Several kinds of fresh meats, lots of different pieces of bread, lots of vegetables. The some hard to find plants, dried and fresh fruits, and nuts are to sell there too.
All in all, whatever your dietary preferences are, you can make use of Trader-Joes.
Where Can You Find The List Of Throw-Together Trader Joe’s Meals?
It exists, but not for the public. Trader Joe’s still uses old fashioned paper and pen to write orders for products, and those are then entering into a computer for distribution from the warehouse. It’s a big Excel spreadsheet (.pdf, actually) that are categorized by type of product and warehouse location.

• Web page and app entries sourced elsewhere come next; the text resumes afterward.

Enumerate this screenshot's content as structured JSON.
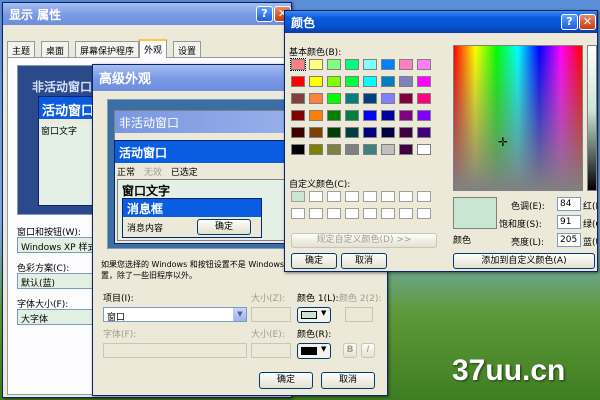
{
  "display_props": {
    "title": "显示 属性",
    "tabs": [
      "主题",
      "桌面",
      "屏幕保护程序",
      "外观",
      "设置"
    ],
    "active_tab": "外观",
    "preview_inactive_title": "非活动窗口",
    "preview_active_title": "活动窗口",
    "preview_window_text": "窗口文字",
    "windows_buttons_label": "窗口和按钮(W):",
    "windows_buttons_value": "Windows XP 样式",
    "color_scheme_label": "色彩方案(C):",
    "color_scheme_value": "默认(蓝)",
    "font_size_label": "字体大小(F):",
    "font_size_value": "大字体"
  },
  "advanced": {
    "title": "高级外观",
    "inactive_window": "非活动窗口",
    "active_window": "活动窗口",
    "menu_normal": "正常",
    "menu_disabled": "无效",
    "menu_selected": "已选定",
    "window_text": "窗口文字",
    "message_box": "消息框",
    "message_text": "消息内容",
    "ok_preview": "确定",
    "note": "如果您选择的 Windows 和按钮设置不是 Windows 经典，它将替代下列设置，除了一些旧程序以外。",
    "item_label": "项目(I):",
    "item_value": "窗口",
    "size_label": "大小(Z):",
    "color1_label": "颜色 1(L):",
    "color2_label": "颜色 2(2):",
    "font_label": "字体(F):",
    "font_size_label": "大小(E):",
    "font_color_label": "颜色(R):",
    "color1_value": "#c8e6d2",
    "font_color_value": "#000000",
    "bold_label": "B",
    "italic_label": "I",
    "ok": "确定",
    "cancel": "取消"
  },
  "color_dialog": {
    "title": "颜色",
    "basic_label": "基本颜色(B):",
    "custom_label": "自定义颜色(C):",
    "define_button": "规定自定义颜色(D) >>",
    "ok": "确定",
    "cancel": "取消",
    "color_solid_label": "颜色",
    "hue_label": "色调(E):",
    "hue": "84",
    "sat_label": "饱和度(S):",
    "sat": "91",
    "lum_label": "亮度(L):",
    "lum": "205",
    "red_label": "红(R)",
    "green_label": "绿(G)",
    "blue_label": "蓝(U)",
    "add_button": "添加到自定义颜色(A)",
    "selected_color": "#c8e6d2",
    "basic_colors": [
      "#ff8080",
      "#ffff80",
      "#80ff80",
      "#00ff80",
      "#80ffff",
      "#0080ff",
      "#ff80c0",
      "#ff80ff",
      "#ff0000",
      "#ffff00",
      "#80ff00",
      "#00ff40",
      "#00ffff",
      "#0080c0",
      "#8080c0",
      "#ff00ff",
      "#804040",
      "#ff8040",
      "#00ff00",
      "#008080",
      "#004080",
      "#8080ff",
      "#800040",
      "#ff0080",
      "#800000",
      "#ff8000",
      "#008000",
      "#008040",
      "#0000ff",
      "#0000a0",
      "#800080",
      "#8000ff",
      "#400000",
      "#804000",
      "#004000",
      "#004040",
      "#000080",
      "#000040",
      "#400040",
      "#400080",
      "#000000",
      "#808000",
      "#808040",
      "#808080",
      "#408080",
      "#c0c0c0",
      "#400040",
      "#ffffff"
    ]
  },
  "watermark": "37uu.cn"
}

There’s also a bi-weekly, intra-company bulletin that lists all the new and recently discontinued products, but it’s not supposed to get out to customers. I don’t think anyone would be willing to risk getting written up to get you one of those. Unfortunately for some, not many “sugar-free” things. Only stevia powder, and sugar-free chocolate (the chocolate has sugars from alcohol in it).
In reality, I’d suggest going into your closest store and trying to talk with the Captain (general manager). TJ’s doesn’t provide email support for customers, but employees can send emails and make calls to the corporate office. It might just be that someone is willing to help you and can get permission to give you a copy of the order guides.
Specifically, I mean the sushi, wraps, sandwiches, salads, and other to-go meals that you might grab for lunch. The sushi is gummy and always oddly sweet-tasting. The salads too often have romaine in them (rather than mixed greens). The sandwiches and wraps always seem a bit dry.